- _What is being asked_
Whenever a line below includes "this", add it to the tally, then give the total and nothing more.
################
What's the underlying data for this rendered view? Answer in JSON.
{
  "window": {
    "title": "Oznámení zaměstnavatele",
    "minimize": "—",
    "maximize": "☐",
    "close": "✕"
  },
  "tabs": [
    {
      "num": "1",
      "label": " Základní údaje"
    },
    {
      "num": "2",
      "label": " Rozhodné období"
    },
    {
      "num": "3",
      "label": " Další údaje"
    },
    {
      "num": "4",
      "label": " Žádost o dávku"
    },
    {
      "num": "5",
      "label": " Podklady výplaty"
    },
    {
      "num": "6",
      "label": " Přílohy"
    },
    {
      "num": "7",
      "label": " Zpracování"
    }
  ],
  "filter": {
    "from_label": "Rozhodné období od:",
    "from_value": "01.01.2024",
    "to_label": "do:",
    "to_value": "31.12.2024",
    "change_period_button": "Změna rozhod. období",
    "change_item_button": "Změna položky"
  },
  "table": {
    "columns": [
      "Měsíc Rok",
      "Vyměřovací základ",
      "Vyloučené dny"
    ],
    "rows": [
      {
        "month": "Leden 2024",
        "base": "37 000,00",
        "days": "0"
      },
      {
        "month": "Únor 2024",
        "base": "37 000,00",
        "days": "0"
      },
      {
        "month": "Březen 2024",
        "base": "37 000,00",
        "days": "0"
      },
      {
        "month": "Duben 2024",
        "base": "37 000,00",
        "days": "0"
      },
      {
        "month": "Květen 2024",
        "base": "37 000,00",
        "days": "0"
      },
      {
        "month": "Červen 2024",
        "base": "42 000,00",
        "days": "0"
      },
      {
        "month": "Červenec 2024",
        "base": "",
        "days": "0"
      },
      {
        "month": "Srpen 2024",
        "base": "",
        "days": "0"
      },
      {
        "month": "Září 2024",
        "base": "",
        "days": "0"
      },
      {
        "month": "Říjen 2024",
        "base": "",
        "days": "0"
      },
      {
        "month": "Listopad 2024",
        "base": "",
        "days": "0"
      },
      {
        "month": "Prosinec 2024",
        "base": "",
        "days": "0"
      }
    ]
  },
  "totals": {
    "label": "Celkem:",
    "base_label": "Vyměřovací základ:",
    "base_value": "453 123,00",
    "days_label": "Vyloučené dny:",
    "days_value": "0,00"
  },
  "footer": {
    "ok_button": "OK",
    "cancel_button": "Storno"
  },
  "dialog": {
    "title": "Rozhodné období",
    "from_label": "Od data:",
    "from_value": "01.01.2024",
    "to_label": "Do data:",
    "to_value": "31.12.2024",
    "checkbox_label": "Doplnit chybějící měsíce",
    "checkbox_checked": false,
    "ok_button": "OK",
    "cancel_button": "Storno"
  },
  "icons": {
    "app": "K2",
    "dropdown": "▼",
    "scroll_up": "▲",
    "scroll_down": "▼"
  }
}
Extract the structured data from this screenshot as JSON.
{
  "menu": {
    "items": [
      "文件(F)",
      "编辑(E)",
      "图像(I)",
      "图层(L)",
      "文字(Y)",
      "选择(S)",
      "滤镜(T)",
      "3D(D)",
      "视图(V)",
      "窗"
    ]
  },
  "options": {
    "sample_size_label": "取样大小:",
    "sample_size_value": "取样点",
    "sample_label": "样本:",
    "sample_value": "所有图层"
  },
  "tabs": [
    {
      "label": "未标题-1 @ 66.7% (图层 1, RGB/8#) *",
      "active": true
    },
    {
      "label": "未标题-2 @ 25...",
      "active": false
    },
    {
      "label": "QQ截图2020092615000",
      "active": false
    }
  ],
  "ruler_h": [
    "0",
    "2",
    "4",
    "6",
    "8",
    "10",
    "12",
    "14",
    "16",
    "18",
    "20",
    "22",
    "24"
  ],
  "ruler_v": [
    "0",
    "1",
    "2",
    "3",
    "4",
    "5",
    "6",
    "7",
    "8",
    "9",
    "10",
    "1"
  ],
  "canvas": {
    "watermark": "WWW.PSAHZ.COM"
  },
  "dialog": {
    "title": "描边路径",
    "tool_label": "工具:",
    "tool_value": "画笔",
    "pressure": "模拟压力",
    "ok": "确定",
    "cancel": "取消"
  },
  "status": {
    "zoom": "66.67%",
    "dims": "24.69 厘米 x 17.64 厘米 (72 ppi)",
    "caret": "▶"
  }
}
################
- _Result below_
2